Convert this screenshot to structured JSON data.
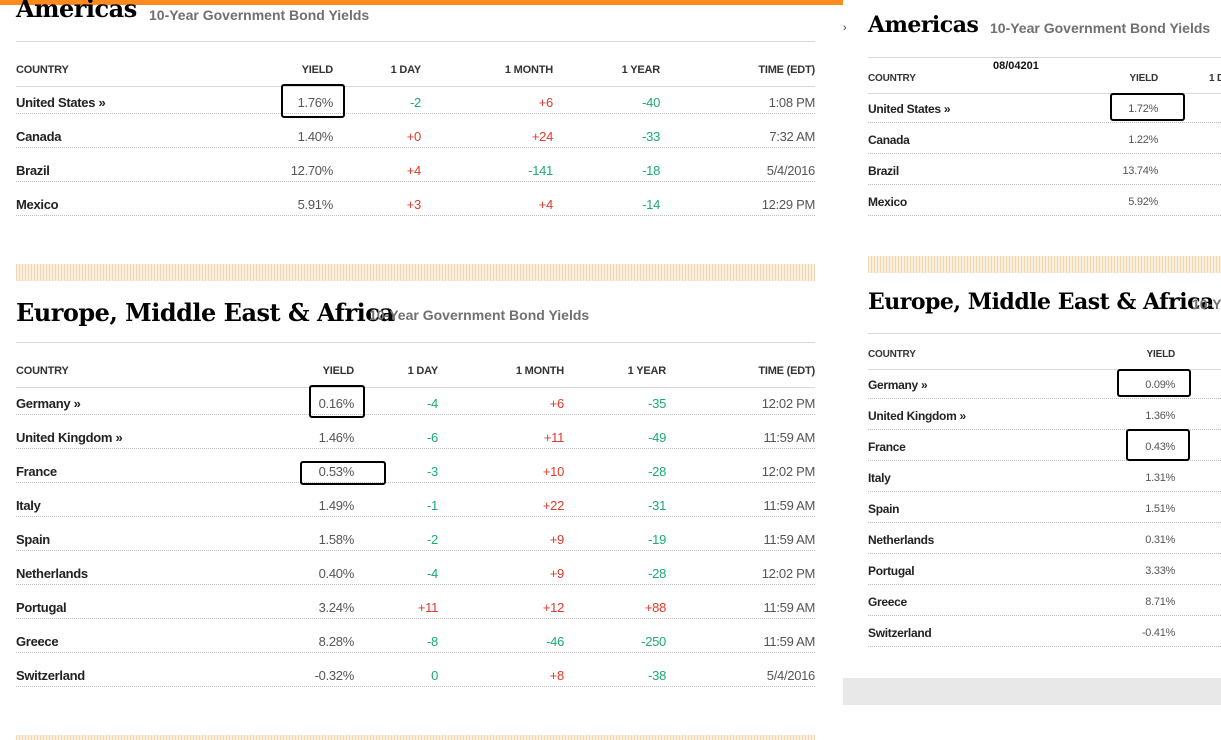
{
  "left": {
    "americas": {
      "title": "Americas",
      "subtitle": "10-Year Government Bond Yields",
      "headers": [
        "COUNTRY",
        "YIELD",
        "1 DAY",
        "1 MONTH",
        "1 YEAR",
        "TIME (EDT)"
      ],
      "rows": [
        {
          "country": "United States »",
          "yield": "1.76%",
          "day": "-2",
          "month": "+6",
          "year": "-40",
          "time": "1:08 PM"
        },
        {
          "country": "Canada",
          "yield": "1.40%",
          "day": "+0",
          "month": "+24",
          "year": "-33",
          "time": "7:32 AM"
        },
        {
          "country": "Brazil",
          "yield": "12.70%",
          "day": "+4",
          "month": "-141",
          "year": "-18",
          "time": "5/4/2016"
        },
        {
          "country": "Mexico",
          "yield": "5.91%",
          "day": "+3",
          "month": "+4",
          "year": "-14",
          "time": "12:29 PM"
        }
      ]
    },
    "emea": {
      "title": "Europe, Middle East & Africa",
      "subtitle": "10-Year Government Bond Yields",
      "headers": [
        "COUNTRY",
        "YIELD",
        "1 DAY",
        "1 MONTH",
        "1 YEAR",
        "TIME (EDT)"
      ],
      "rows": [
        {
          "country": "Germany »",
          "yield": "0.16%",
          "day": "-4",
          "month": "+6",
          "year": "-35",
          "time": "12:02 PM"
        },
        {
          "country": "United Kingdom »",
          "yield": "1.46%",
          "day": "-6",
          "month": "+11",
          "year": "-49",
          "time": "11:59 AM"
        },
        {
          "country": "France",
          "yield": "0.53%",
          "day": "-3",
          "month": "+10",
          "year": "-28",
          "time": "12:02 PM"
        },
        {
          "country": "Italy",
          "yield": "1.49%",
          "day": "-1",
          "month": "+22",
          "year": "-31",
          "time": "11:59 AM"
        },
        {
          "country": "Spain",
          "yield": "1.58%",
          "day": "-2",
          "month": "+9",
          "year": "-19",
          "time": "11:59 AM"
        },
        {
          "country": "Netherlands",
          "yield": "0.40%",
          "day": "-4",
          "month": "+9",
          "year": "-28",
          "time": "12:02 PM"
        },
        {
          "country": "Portugal",
          "yield": "3.24%",
          "day": "+11",
          "month": "+12",
          "year": "+88",
          "time": "11:59 AM"
        },
        {
          "country": "Greece",
          "yield": "8.28%",
          "day": "-8",
          "month": "-46",
          "year": "-250",
          "time": "11:59 AM"
        },
        {
          "country": "Switzerland",
          "yield": "-0.32%",
          "day": "0",
          "month": "+8",
          "year": "-38",
          "time": "5/4/2016"
        }
      ]
    }
  },
  "right": {
    "date_note": "08/04201",
    "americas": {
      "title": "Americas",
      "subtitle": "10-Year Government Bond Yields",
      "headers": [
        "COUNTRY",
        "YIELD",
        "1 D"
      ],
      "rows": [
        {
          "country": "United States »",
          "yield": "1.72%"
        },
        {
          "country": "Canada",
          "yield": "1.22%"
        },
        {
          "country": "Brazil",
          "yield": "13.74%"
        },
        {
          "country": "Mexico",
          "yield": "5.92%"
        }
      ]
    },
    "emea": {
      "title": "Europe, Middle East & Africa",
      "subtitle": "10-Y",
      "headers": [
        "COUNTRY",
        "YIELD"
      ],
      "rows": [
        {
          "country": "Germany »",
          "yield": "0.09%"
        },
        {
          "country": "United Kingdom »",
          "yield": "1.36%"
        },
        {
          "country": "France",
          "yield": "0.43%"
        },
        {
          "country": "Italy",
          "yield": "1.31%"
        },
        {
          "country": "Spain",
          "yield": "1.51%"
        },
        {
          "country": "Netherlands",
          "yield": "0.31%"
        },
        {
          "country": "Portugal",
          "yield": "3.33%"
        },
        {
          "country": "Greece",
          "yield": "8.71%"
        },
        {
          "country": "Switzerland",
          "yield": "-0.41%"
        }
      ]
    }
  },
  "colors": {
    "accent": "#fb8b1e",
    "up": "#e0392a",
    "down": "#1bab72"
  },
  "icons": {
    "more_link": "chevron-right-icon"
  }
}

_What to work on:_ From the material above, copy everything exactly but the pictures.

_Task result:_
Convert this screenshot to structured JSON data.
{
  "left": {
    "americas": {
      "title": "Americas",
      "subtitle": "10-Year Government Bond Yields",
      "headers": [
        "COUNTRY",
        "YIELD",
        "1 DAY",
        "1 MONTH",
        "1 YEAR",
        "TIME (EDT)"
      ],
      "rows": [
        {
          "country": "United States »",
          "yield": "1.76%",
          "day": "-2",
          "month": "+6",
          "year": "-40",
          "time": "1:08 PM"
        },
        {
          "country": "Canada",
          "yield": "1.40%",
          "day": "+0",
          "month": "+24",
          "year": "-33",
          "time": "7:32 AM"
        },
        {
          "country": "Brazil",
          "yield": "12.70%",
          "day": "+4",
          "month": "-141",
          "year": "-18",
          "time": "5/4/2016"
        },
        {
          "country": "Mexico",
          "yield": "5.91%",
          "day": "+3",
          "month": "+4",
          "year": "-14",
          "time": "12:29 PM"
        }
      ]
    },
    "emea": {
      "title": "Europe, Middle East & Africa",
      "subtitle": "10-Year Government Bond Yields",
      "headers": [
        "COUNTRY",
        "YIELD",
        "1 DAY",
        "1 MONTH",
        "1 YEAR",
        "TIME (EDT)"
      ],
      "rows": [
        {
          "country": "Germany »",
          "yield": "0.16%",
          "day": "-4",
          "month": "+6",
          "year": "-35",
          "time": "12:02 PM"
        },
        {
          "country": "United Kingdom »",
          "yield": "1.46%",
          "day": "-6",
          "month": "+11",
          "year": "-49",
          "time": "11:59 AM"
        },
        {
          "country": "France",
          "yield": "0.53%",
          "day": "-3",
          "month": "+10",
          "year": "-28",
          "time": "12:02 PM"
        },
        {
          "country": "Italy",
          "yield": "1.49%",
          "day": "-1",
          "month": "+22",
          "year": "-31",
          "time": "11:59 AM"
        },
        {
          "country": "Spain",
          "yield": "1.58%",
          "day": "-2",
          "month": "+9",
          "year": "-19",
          "time": "11:59 AM"
        },
        {
          "country": "Netherlands",
          "yield": "0.40%",
          "day": "-4",
          "month": "+9",
          "year": "-28",
          "time": "12:02 PM"
        },
        {
          "country": "Portugal",
          "yield": "3.24%",
          "day": "+11",
          "month": "+12",
          "year": "+88",
          "time": "11:59 AM"
        },
        {
          "country": "Greece",
          "yield": "8.28%",
          "day": "-8",
          "month": "-46",
          "year": "-250",
          "time": "11:59 AM"
        },
        {
          "country": "Switzerland",
          "yield": "-0.32%",
          "day": "0",
          "month": "+8",
          "year": "-38",
          "time": "5/4/2016"
        }
      ]
    }
  },
  "right": {
    "date_note": "08/04201",
    "americas": {
      "title": "Americas",
      "subtitle": "10-Year Government Bond Yields",
      "headers": [
        "COUNTRY",
        "YIELD",
        "1 D"
      ],
      "rows": [
        {
          "country": "United States »",
          "yield": "1.72%"
        },
        {
          "country": "Canada",
          "yield": "1.22%"
        },
        {
          "country": "Brazil",
          "yield": "13.74%"
        },
        {
          "country": "Mexico",
          "yield": "5.92%"
        }
      ]
    },
    "emea": {
      "title": "Europe, Middle East & Africa",
      "subtitle": "10-Y",
      "headers": [
        "COUNTRY",
        "YIELD"
      ],
      "rows": [
        {
          "country": "Germany »",
          "yield": "0.09%"
        },
        {
          "country": "United Kingdom »",
          "yield": "1.36%"
        },
        {
          "country": "France",
          "yield": "0.43%"
        },
        {
          "country": "Italy",
          "yield": "1.31%"
        },
        {
          "country": "Spain",
          "yield": "1.51%"
        },
        {
          "country": "Netherlands",
          "yield": "0.31%"
        },
        {
          "country": "Portugal",
          "yield": "3.33%"
        },
        {
          "country": "Greece",
          "yield": "8.71%"
        },
        {
          "country": "Switzerland",
          "yield": "-0.41%"
        }
      ]
    }
  },
  "colors": {
    "accent": "#fb8b1e",
    "up": "#e0392a",
    "down": "#1bab72"
  },
  "icons": {
    "more_link": "chevron-right-icon"
  }
}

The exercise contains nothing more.